## What the exercise asks
Determine how many lines in the records hold "label", and give that number with nothing added.

(Page and application data records)
---*---

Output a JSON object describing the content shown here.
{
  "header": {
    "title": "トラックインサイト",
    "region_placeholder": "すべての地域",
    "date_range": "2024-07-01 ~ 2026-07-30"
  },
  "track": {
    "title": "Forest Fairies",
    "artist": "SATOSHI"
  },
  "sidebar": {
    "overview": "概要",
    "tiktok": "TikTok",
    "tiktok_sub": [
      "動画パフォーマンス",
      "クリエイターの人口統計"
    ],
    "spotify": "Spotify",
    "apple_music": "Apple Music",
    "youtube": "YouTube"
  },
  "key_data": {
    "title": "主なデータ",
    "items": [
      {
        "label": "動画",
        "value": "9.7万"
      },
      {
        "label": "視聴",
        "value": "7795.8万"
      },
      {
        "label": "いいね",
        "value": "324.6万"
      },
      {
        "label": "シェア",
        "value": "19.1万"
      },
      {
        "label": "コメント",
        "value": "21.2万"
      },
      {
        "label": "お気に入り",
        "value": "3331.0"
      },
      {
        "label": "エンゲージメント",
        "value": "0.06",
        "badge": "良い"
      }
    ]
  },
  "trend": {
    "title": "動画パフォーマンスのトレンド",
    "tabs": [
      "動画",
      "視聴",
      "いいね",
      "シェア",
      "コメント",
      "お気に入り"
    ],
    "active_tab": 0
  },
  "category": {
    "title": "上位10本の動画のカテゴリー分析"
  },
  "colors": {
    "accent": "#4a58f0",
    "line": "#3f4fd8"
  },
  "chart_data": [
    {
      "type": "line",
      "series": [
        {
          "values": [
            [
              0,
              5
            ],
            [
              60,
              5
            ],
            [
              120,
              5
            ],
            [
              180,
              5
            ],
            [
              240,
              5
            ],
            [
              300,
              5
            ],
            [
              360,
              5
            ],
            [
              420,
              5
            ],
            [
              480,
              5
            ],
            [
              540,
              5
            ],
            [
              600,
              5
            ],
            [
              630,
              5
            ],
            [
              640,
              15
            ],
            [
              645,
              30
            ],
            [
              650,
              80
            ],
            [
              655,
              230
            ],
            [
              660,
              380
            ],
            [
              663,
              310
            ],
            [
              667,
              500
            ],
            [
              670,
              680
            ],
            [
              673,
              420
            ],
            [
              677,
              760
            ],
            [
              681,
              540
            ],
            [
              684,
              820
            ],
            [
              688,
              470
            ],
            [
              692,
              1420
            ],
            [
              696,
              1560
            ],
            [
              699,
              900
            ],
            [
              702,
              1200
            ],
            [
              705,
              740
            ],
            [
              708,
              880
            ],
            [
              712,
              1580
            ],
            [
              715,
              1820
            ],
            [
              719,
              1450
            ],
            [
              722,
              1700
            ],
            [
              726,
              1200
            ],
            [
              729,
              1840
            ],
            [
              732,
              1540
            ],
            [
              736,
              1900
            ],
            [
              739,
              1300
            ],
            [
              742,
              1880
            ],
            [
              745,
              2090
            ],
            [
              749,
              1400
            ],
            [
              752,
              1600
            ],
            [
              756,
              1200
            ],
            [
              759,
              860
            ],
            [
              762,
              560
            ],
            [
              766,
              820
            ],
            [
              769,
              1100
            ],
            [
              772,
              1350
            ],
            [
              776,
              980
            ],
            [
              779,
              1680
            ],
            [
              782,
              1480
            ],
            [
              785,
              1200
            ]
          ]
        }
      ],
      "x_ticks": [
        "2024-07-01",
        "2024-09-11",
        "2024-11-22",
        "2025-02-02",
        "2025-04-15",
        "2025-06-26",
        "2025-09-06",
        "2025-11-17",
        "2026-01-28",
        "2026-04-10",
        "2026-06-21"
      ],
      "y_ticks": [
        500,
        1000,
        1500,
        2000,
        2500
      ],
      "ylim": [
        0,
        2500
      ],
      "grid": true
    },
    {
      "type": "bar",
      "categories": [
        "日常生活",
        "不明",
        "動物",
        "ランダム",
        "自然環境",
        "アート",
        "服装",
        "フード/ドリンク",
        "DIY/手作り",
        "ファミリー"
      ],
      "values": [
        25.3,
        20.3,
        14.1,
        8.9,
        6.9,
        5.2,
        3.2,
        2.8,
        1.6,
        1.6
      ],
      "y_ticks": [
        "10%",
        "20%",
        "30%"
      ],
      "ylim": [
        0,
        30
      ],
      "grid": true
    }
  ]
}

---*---

## Answer space
7